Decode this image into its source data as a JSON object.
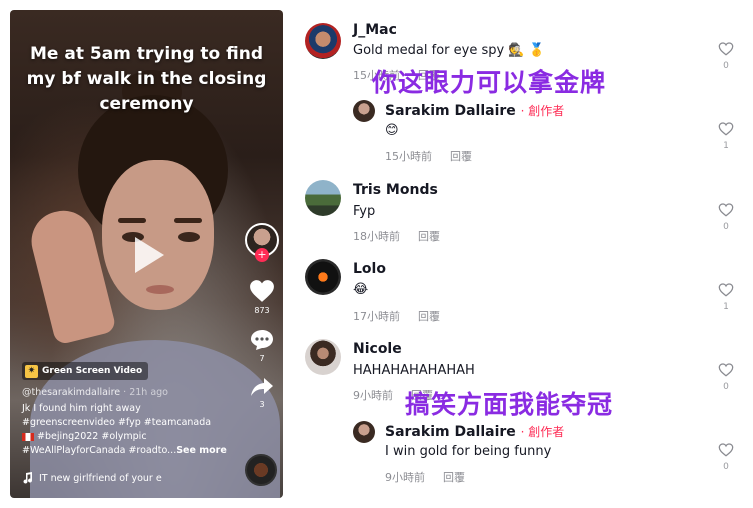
{
  "video": {
    "caption": "Me at 5am trying to find my bf walk in the closing ceremony",
    "badge": "Green Screen Video",
    "handle": "@thesarakimdallaire",
    "time": "· 21h ago",
    "description_line1": "Jk I found him right away",
    "description_line2": "#greenscreenvideo #fyp #teamcanada",
    "description_line3": "#bejing2022 #olympic",
    "description_line4": "#WeAllPlayforCanada #roadto...",
    "see_more": "See more",
    "music": "IT new girlfriend of your e",
    "likes": "873",
    "comments": "7",
    "shares": "3",
    "colors": {
      "accent": "#fe2c55"
    }
  },
  "comments": [
    {
      "name": "J_Mac",
      "text": "Gold medal for eye spy 🕵 🥇",
      "time": "15小時前",
      "reply": "回覆",
      "likes": "0"
    },
    {
      "name": "Sarakim Dallaire",
      "creator": "· 創作者",
      "text": "😊",
      "time": "15小時前",
      "reply": "回覆",
      "likes": "1"
    },
    {
      "name": "Tris Monds",
      "text": "Fyp",
      "time": "18小時前",
      "reply": "回覆",
      "likes": "0"
    },
    {
      "name": "Lolo",
      "text": "😂",
      "time": "17小時前",
      "reply": "回覆",
      "likes": "1"
    },
    {
      "name": "Nicole",
      "text": "HAHAHAHAHAHAH",
      "time": "9小時前",
      "reply": "回覆",
      "likes": "0"
    },
    {
      "name": "Sarakim Dallaire",
      "creator": "· 創作者",
      "text": "I win gold for being funny",
      "time": "9小時前",
      "reply": "回覆",
      "likes": "0"
    }
  ],
  "overlays": {
    "line1": "你这眼力可以拿金牌",
    "line2": "搞笑方面我能夺冠",
    "color": "#8a2be2"
  }
}
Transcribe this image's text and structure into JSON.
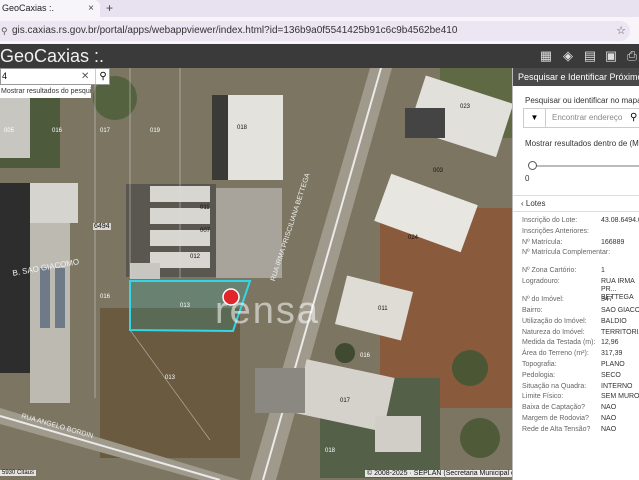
{
  "browser": {
    "tab_title": "GeoCaxias :.",
    "tab_close": "×",
    "new_tab": "+",
    "url": "gis.caxias.rs.gov.br/portal/apps/webappviewer/index.html?id=136b9a0f5541425b91c6c9b4562be410"
  },
  "app": {
    "title": "GeoCaxias :."
  },
  "map_search": {
    "value": "4",
    "suggestion": "Mostrar resultados do pesquisa..."
  },
  "map": {
    "watermark": "rensa",
    "road_label_1": "RUA IRMA PRISCILIANA BETTEGA",
    "road_label_2": "RUA ANGELO BORDIN",
    "area_label": "B. SAO GIACOMO",
    "lot_number": "6494",
    "lot_codes": [
      "005",
      "016",
      "017",
      "019",
      "018",
      "011",
      "013",
      "012",
      "016",
      "013",
      "023",
      "024",
      "011",
      "016",
      "017",
      "018",
      "003",
      "007"
    ],
    "scale_text": "5930 Citaus",
    "copyright": "© 2008-2025 · SEPLAN (Secretaria Municipal d..."
  },
  "panel": {
    "title": "Pesquisar e Identificar Próximo",
    "search_label": "Pesquisar ou identificar no mapa",
    "address_placeholder": "Encontrar endereço",
    "results_label": "Mostrar resultados dentro de (Metros)",
    "slider_value": "0",
    "slider_fraction": 0,
    "lotes_label": "Lotes",
    "attributes": [
      {
        "k": "Inscrição do Lote:",
        "v": "43.08.6494.0..."
      },
      {
        "k": "Inscrições Anteriores:",
        "v": ""
      },
      {
        "k": "Nº Matrícula:",
        "v": "166889"
      },
      {
        "k": "Nº Matrícula Complementar:",
        "v": ""
      },
      {
        "k": "Nº Zona Cartório:",
        "v": "1"
      },
      {
        "k": "Logradouro:",
        "v": "RUA IRMA PR... BETTEGA"
      },
      {
        "k": "Nº do Imóvel:",
        "v": "347"
      },
      {
        "k": "Bairro:",
        "v": "SAO GIACOMO"
      },
      {
        "k": "Utilização do Imóvel:",
        "v": "BALDIO"
      },
      {
        "k": "Natureza do Imóvel:",
        "v": "TERRITORIAL"
      },
      {
        "k": "Medida da Testada (m):",
        "v": "12,96"
      },
      {
        "k": "Área do Terreno (m²):",
        "v": "317,39"
      },
      {
        "k": "Topografia:",
        "v": "PLANO"
      },
      {
        "k": "Pedologia:",
        "v": "SECO"
      },
      {
        "k": "Situação na Quadra:",
        "v": "INTERNO"
      },
      {
        "k": "Limite Físico:",
        "v": "SEM MURO"
      },
      {
        "k": "Baixa de Captação?",
        "v": "NAO"
      },
      {
        "k": "Margem de Rodovia?",
        "v": "NAO"
      },
      {
        "k": "Rede de Alta Tensão?",
        "v": "NAO"
      }
    ]
  }
}
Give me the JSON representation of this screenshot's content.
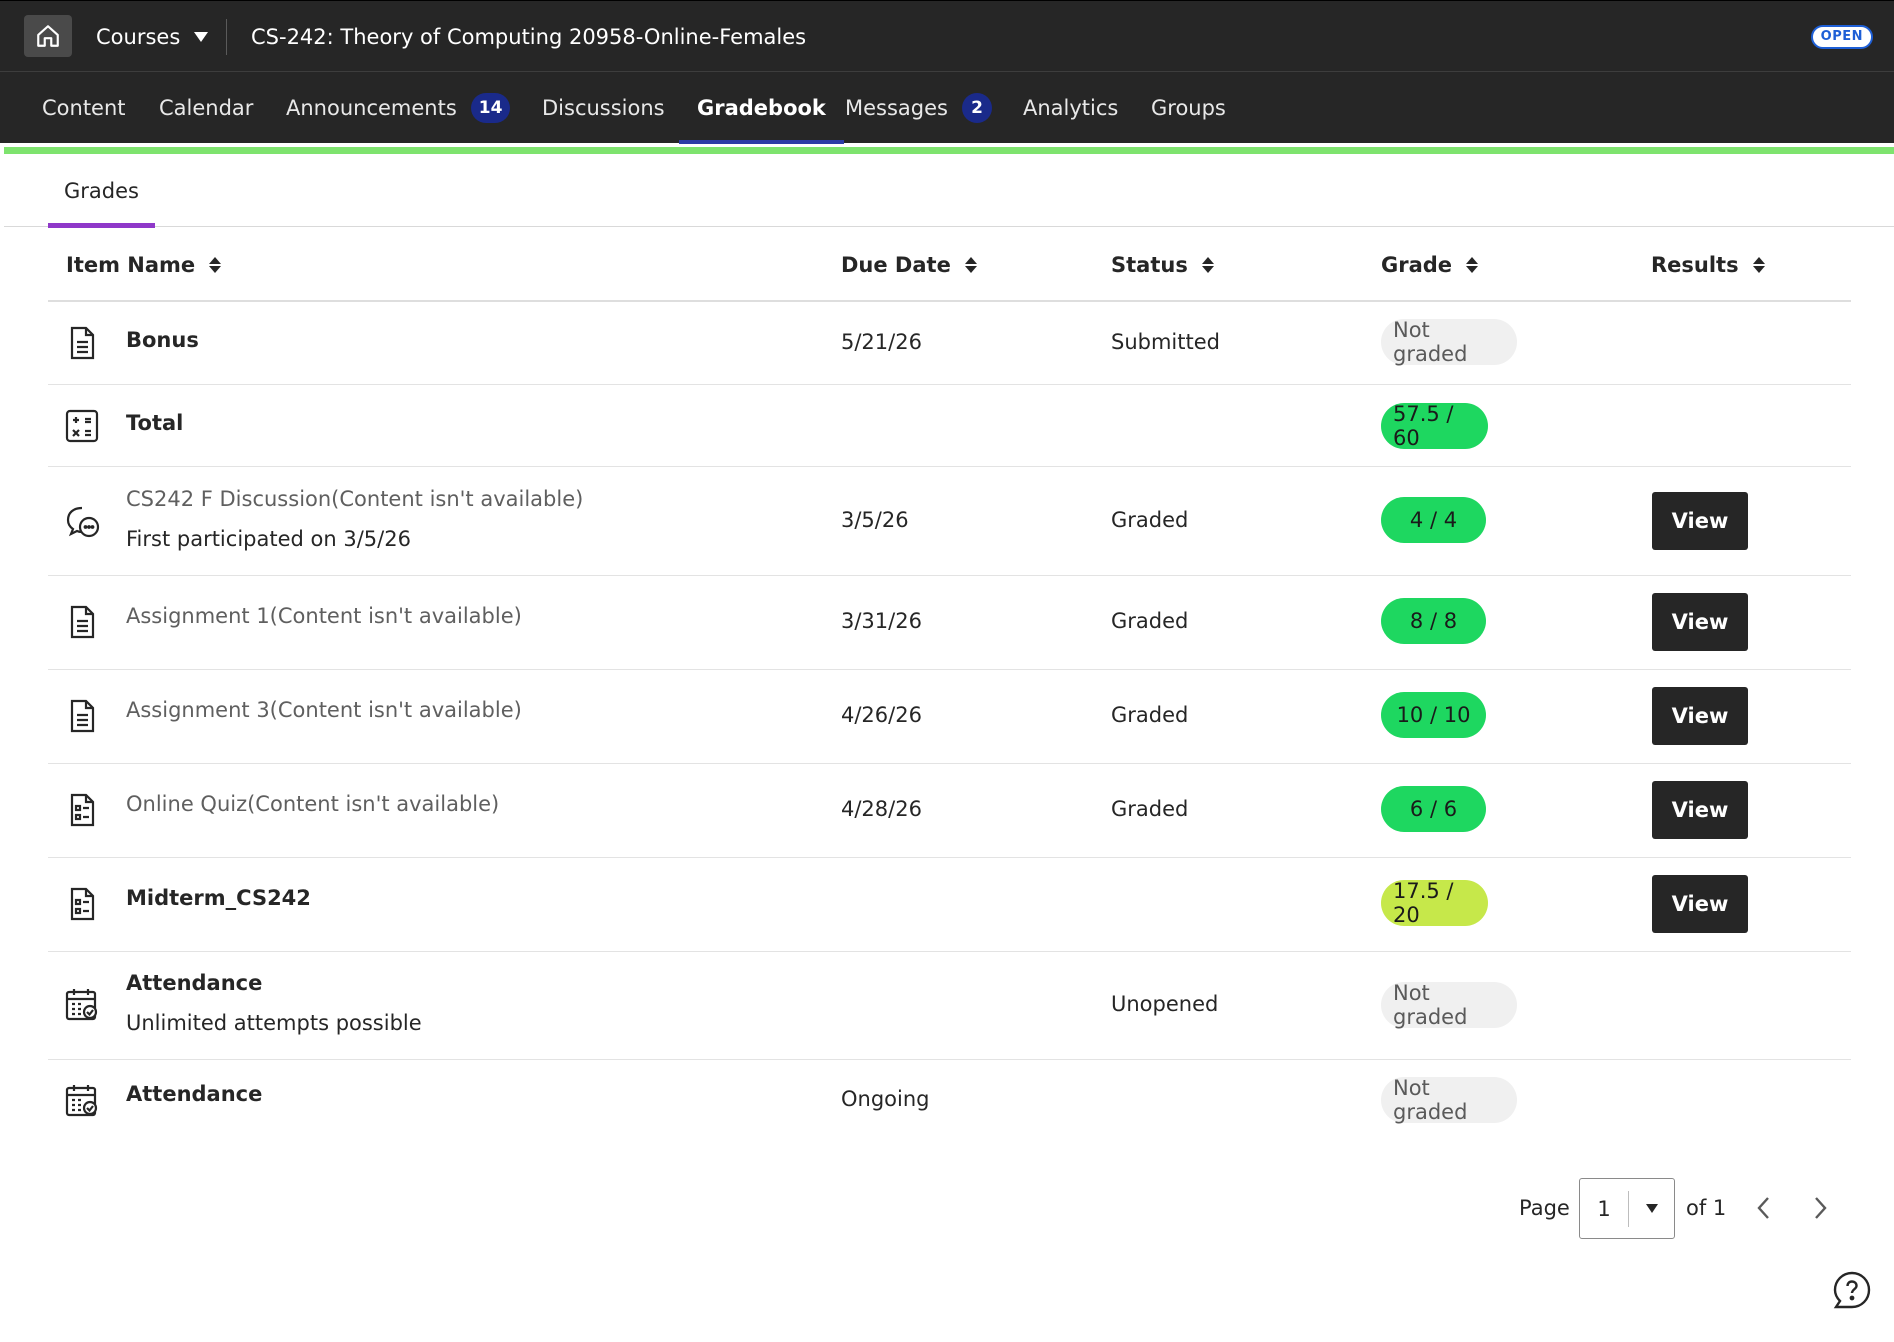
{
  "header": {
    "courses_label": "Courses",
    "course_title": "CS-242: Theory of Computing 20958-Online-Females",
    "status_badge": "OPEN"
  },
  "nav": {
    "items": [
      {
        "label": "Content"
      },
      {
        "label": "Calendar"
      },
      {
        "label": "Announcements",
        "badge": "14"
      },
      {
        "label": "Discussions"
      },
      {
        "label": "Gradebook",
        "active": true
      },
      {
        "label": "Messages",
        "badge": "2"
      },
      {
        "label": "Analytics"
      },
      {
        "label": "Groups"
      }
    ]
  },
  "tabs": [
    {
      "label": "Grades",
      "active": true
    }
  ],
  "table": {
    "columns": [
      "Item Name",
      "Due Date",
      "Status",
      "Grade",
      "Results"
    ],
    "rows": [
      {
        "icon": "document-icon",
        "name": "Bonus",
        "sub": "",
        "due": "5/21/26",
        "status": "Submitted",
        "grade": "Not graded",
        "grade_style": "grey",
        "action": ""
      },
      {
        "icon": "calculator-icon",
        "name": "Total",
        "sub": "",
        "due": "",
        "status": "",
        "grade": "57.5 / 60",
        "grade_style": "green",
        "action": ""
      },
      {
        "icon": "discussion-icon",
        "name": "CS242 F Discussion(Content isn't available)",
        "sub": "First participated on 3/5/26",
        "due": "3/5/26",
        "status": "Graded",
        "grade": "4 / 4",
        "grade_style": "green",
        "action": "View"
      },
      {
        "icon": "document-icon",
        "name": "Assignment 1(Content isn't available)",
        "sub": "",
        "due": "3/31/26",
        "status": "Graded",
        "grade": "8 / 8",
        "grade_style": "green",
        "action": "View"
      },
      {
        "icon": "document-icon",
        "name": "Assignment 3(Content isn't available)",
        "sub": "",
        "due": "4/26/26",
        "status": "Graded",
        "grade": "10 / 10",
        "grade_style": "green",
        "action": "View"
      },
      {
        "icon": "quiz-icon",
        "name": "Online Quiz(Content isn't available)",
        "sub": "",
        "due": "4/28/26",
        "status": "Graded",
        "grade": "6 / 6",
        "grade_style": "green",
        "action": "View"
      },
      {
        "icon": "quiz-icon",
        "name": "Midterm_CS242",
        "sub": "",
        "due": "",
        "status": "",
        "grade": "17.5 / 20",
        "grade_style": "lime",
        "action": "View"
      },
      {
        "icon": "attendance-icon",
        "name": "Attendance",
        "sub": "Unlimited attempts possible",
        "due": "",
        "status": "Unopened",
        "grade": "Not graded",
        "grade_style": "grey",
        "action": ""
      },
      {
        "icon": "attendance-icon",
        "name": "Attendance",
        "sub": "",
        "due": "Ongoing",
        "status": "",
        "grade": "Not graded",
        "grade_style": "grey",
        "action": ""
      }
    ]
  },
  "pagination": {
    "page_label": "Page",
    "current_page": "1",
    "of_label": "of 1"
  },
  "colors": {
    "topbar": "#262626",
    "accent_strip": "#7ee36e",
    "tab_underline": "#8f38c9",
    "badge": "#1a2a8a",
    "grade_green": "#1ed760",
    "grade_lime": "#c6e84a"
  }
}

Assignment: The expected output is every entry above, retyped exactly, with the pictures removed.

Written response:
Decode this image into its source data as a JSON object.
{
  "video": {
    "caption": "Me at 5am trying to find my bf walk in the closing ceremony",
    "badge": "Green Screen Video",
    "handle": "@thesarakimdallaire",
    "time": "· 21h ago",
    "description_line1": "Jk I found him right away",
    "description_line2": "#greenscreenvideo #fyp #teamcanada",
    "description_line3": "#bejing2022 #olympic",
    "description_line4": "#WeAllPlayforCanada #roadto...",
    "see_more": "See more",
    "music": "IT new girlfriend of your e",
    "likes": "873",
    "comments": "7",
    "shares": "3",
    "colors": {
      "accent": "#fe2c55"
    }
  },
  "comments": [
    {
      "name": "J_Mac",
      "text": "Gold medal for eye spy 🕵 🥇",
      "time": "15小時前",
      "reply": "回覆",
      "likes": "0"
    },
    {
      "name": "Sarakim Dallaire",
      "creator": "· 創作者",
      "text": "😊",
      "time": "15小時前",
      "reply": "回覆",
      "likes": "1"
    },
    {
      "name": "Tris Monds",
      "text": "Fyp",
      "time": "18小時前",
      "reply": "回覆",
      "likes": "0"
    },
    {
      "name": "Lolo",
      "text": "😂",
      "time": "17小時前",
      "reply": "回覆",
      "likes": "1"
    },
    {
      "name": "Nicole",
      "text": "HAHAHAHAHAHAH",
      "time": "9小時前",
      "reply": "回覆",
      "likes": "0"
    },
    {
      "name": "Sarakim Dallaire",
      "creator": "· 創作者",
      "text": "I win gold for being funny",
      "time": "9小時前",
      "reply": "回覆",
      "likes": "0"
    }
  ],
  "overlays": {
    "line1": "你这眼力可以拿金牌",
    "line2": "搞笑方面我能夺冠",
    "color": "#8a2be2"
  }
}
Transcribe this image's text and structure into JSON.
{
  "browser": {
    "tab_title": "GeoCaxias :.",
    "tab_close": "×",
    "new_tab": "+",
    "url": "gis.caxias.rs.gov.br/portal/apps/webappviewer/index.html?id=136b9a0f5541425b91c6c9b4562be410"
  },
  "app": {
    "title": "GeoCaxias :."
  },
  "map_search": {
    "value": "4",
    "suggestion": "Mostrar resultados do pesquisa..."
  },
  "map": {
    "watermark": "rensa",
    "road_label_1": "RUA IRMA PRISCILIANA BETTEGA",
    "road_label_2": "RUA ANGELO BORDIN",
    "area_label": "B. SAO GIACOMO",
    "lot_number": "6494",
    "lot_codes": [
      "005",
      "016",
      "017",
      "019",
      "018",
      "011",
      "013",
      "012",
      "016",
      "013",
      "023",
      "024",
      "011",
      "016",
      "017",
      "018",
      "003",
      "007"
    ],
    "scale_text": "5930 Citaus",
    "copyright": "© 2008-2025 · SEPLAN (Secretaria Municipal d..."
  },
  "panel": {
    "title": "Pesquisar e Identificar Próximo",
    "search_label": "Pesquisar ou identificar no mapa",
    "address_placeholder": "Encontrar endereço",
    "results_label": "Mostrar resultados dentro de (Metros)",
    "slider_value": "0",
    "slider_fraction": 0,
    "lotes_label": "Lotes",
    "attributes": [
      {
        "k": "Inscrição do Lote:",
        "v": "43.08.6494.0..."
      },
      {
        "k": "Inscrições Anteriores:",
        "v": ""
      },
      {
        "k": "Nº Matrícula:",
        "v": "166889"
      },
      {
        "k": "Nº Matrícula Complementar:",
        "v": ""
      },
      {
        "k": "Nº Zona Cartório:",
        "v": "1"
      },
      {
        "k": "Logradouro:",
        "v": "RUA IRMA PR... BETTEGA"
      },
      {
        "k": "Nº do Imóvel:",
        "v": "347"
      },
      {
        "k": "Bairro:",
        "v": "SAO GIACOMO"
      },
      {
        "k": "Utilização do Imóvel:",
        "v": "BALDIO"
      },
      {
        "k": "Natureza do Imóvel:",
        "v": "TERRITORIAL"
      },
      {
        "k": "Medida da Testada (m):",
        "v": "12,96"
      },
      {
        "k": "Área do Terreno (m²):",
        "v": "317,39"
      },
      {
        "k": "Topografia:",
        "v": "PLANO"
      },
      {
        "k": "Pedologia:",
        "v": "SECO"
      },
      {
        "k": "Situação na Quadra:",
        "v": "INTERNO"
      },
      {
        "k": "Limite Físico:",
        "v": "SEM MURO"
      },
      {
        "k": "Baixa de Captação?",
        "v": "NAO"
      },
      {
        "k": "Margem de Rodovia?",
        "v": "NAO"
      },
      {
        "k": "Rede de Alta Tensão?",
        "v": "NAO"
      }
    ]
  }
}
Give me the JSON representation of this screenshot's content.
{
  "header": {
    "courses_label": "Courses",
    "course_title": "CS-242: Theory of Computing 20958-Online-Females",
    "status_badge": "OPEN"
  },
  "nav": {
    "items": [
      {
        "label": "Content"
      },
      {
        "label": "Calendar"
      },
      {
        "label": "Announcements",
        "badge": "14"
      },
      {
        "label": "Discussions"
      },
      {
        "label": "Gradebook",
        "active": true
      },
      {
        "label": "Messages",
        "badge": "2"
      },
      {
        "label": "Analytics"
      },
      {
        "label": "Groups"
      }
    ]
  },
  "tabs": [
    {
      "label": "Grades",
      "active": true
    }
  ],
  "table": {
    "columns": [
      "Item Name",
      "Due Date",
      "Status",
      "Grade",
      "Results"
    ],
    "rows": [
      {
        "icon": "document-icon",
        "name": "Bonus",
        "sub": "",
        "due": "5/21/26",
        "status": "Submitted",
        "grade": "Not graded",
        "grade_style": "grey",
        "action": ""
      },
      {
        "icon": "calculator-icon",
        "name": "Total",
        "sub": "",
        "due": "",
        "status": "",
        "grade": "57.5 / 60",
        "grade_style": "green",
        "action": ""
      },
      {
        "icon": "discussion-icon",
        "name": "CS242 F Discussion(Content isn't available)",
        "sub": "First participated on 3/5/26",
        "due": "3/5/26",
        "status": "Graded",
        "grade": "4 / 4",
        "grade_style": "green",
        "action": "View"
      },
      {
        "icon": "document-icon",
        "name": "Assignment 1(Content isn't available)",
        "sub": "",
        "due": "3/31/26",
        "status": "Graded",
        "grade": "8 / 8",
        "grade_style": "green",
        "action": "View"
      },
      {
        "icon": "document-icon",
        "name": "Assignment 3(Content isn't available)",
        "sub": "",
        "due": "4/26/26",
        "status": "Graded",
        "grade": "10 / 10",
        "grade_style": "green",
        "action": "View"
      },
      {
        "icon": "quiz-icon",
        "name": "Online Quiz(Content isn't available)",
        "sub": "",
        "due": "4/28/26",
        "status": "Graded",
        "grade": "6 / 6",
        "grade_style": "green",
        "action": "View"
      },
      {
        "icon": "quiz-icon",
        "name": "Midterm_CS242",
        "sub": "",
        "due": "",
        "status": "",
        "grade": "17.5 / 20",
        "grade_style": "lime",
        "action": "View"
      },
      {
        "icon": "attendance-icon",
        "name": "Attendance",
        "sub": "Unlimited attempts possible",
        "due": "",
        "status": "Unopened",
        "grade": "Not graded",
        "grade_style": "grey",
        "action": ""
      },
      {
        "icon": "attendance-icon",
        "name": "Attendance",
        "sub": "",
        "due": "Ongoing",
        "status": "",
        "grade": "Not graded",
        "grade_style": "grey",
        "action": ""
      }
    ]
  },
  "pagination": {
    "page_label": "Page",
    "current_page": "1",
    "of_label": "of 1"
  },
  "colors": {
    "topbar": "#262626",
    "accent_strip": "#7ee36e",
    "tab_underline": "#8f38c9",
    "badge": "#1a2a8a",
    "grade_green": "#1ed760",
    "grade_lime": "#c6e84a"
  }
}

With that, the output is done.